  • The first level of summation, represented symbolically as (state, county), breaks on counties, so in line 5 of the report, all cities are collapsed for Los Angeles County and in line 6 all cities are collapsed for San Diego County.
  • The second level of summation, represented symbolically as (state), breaks on states, so in line 7, all cities and counties are collapsed for the state of California.
  • The final level of summation reports the sum across all states, and line 8 reflects this level of summation. Because data for only one state, California, is recorded in the sales_view table, the totals for lines 7 and 8 are identical. This would not be the case had there been additional state data recorded in the sales_view table.

You can use CASE expressions with the GROUPING function (see Teradata Vantage™ - SQL Functions, Expressions, and Predicates, B035-1145) to better distinguish between nulls that represent missing information and nulls that represent the empty set, by reporting instances of the empty set using a character string instead of the QUESTION MARK character. In this example, the character string representing the empty set is the phrase (-all-):

     SELECT CASE GROUPING(state)
             WHEN 1
             THEN '(-all-)'
             ELSE state
            END AS state,
            CASE GROUPING(county)
             WHEN 1
             THEN '(-all-)'
             ELSE county
            END AS county,
            CASE GROUPING(city)
             WHEN 1
             THEN '(-all-)'
             ELSE city
            END AS city,
     SUM(margin)
     FROM sales_view
     GROUP BY ROLLUP (state, county, city);

This query reports the identical information as the previous query, but the representation is much cleaner:

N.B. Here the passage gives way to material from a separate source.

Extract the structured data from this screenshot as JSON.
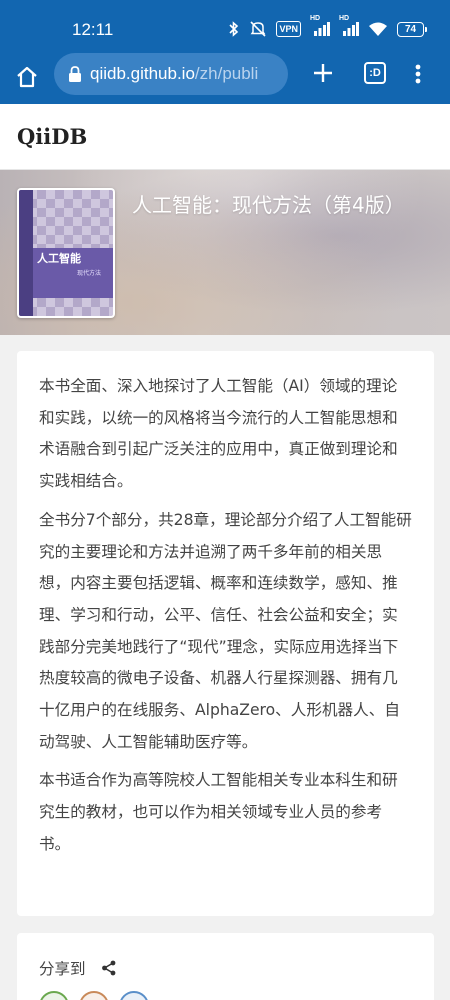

state
county
city
SUM(margin)
-----
------
----
-----------
CA
San Diego
San Diego
19500
CA
San Diego
?
3000
CA
Los Angeles
Avalon
14400
CA
Los Angeles
Long Beach
24300
CA
Los Angeles
(-all-)
38700
CA
San Diego
(-all-)
22500
CA
(-all-)
(-all-)
61200
(-all-)
(-all-)
(-all-)
61200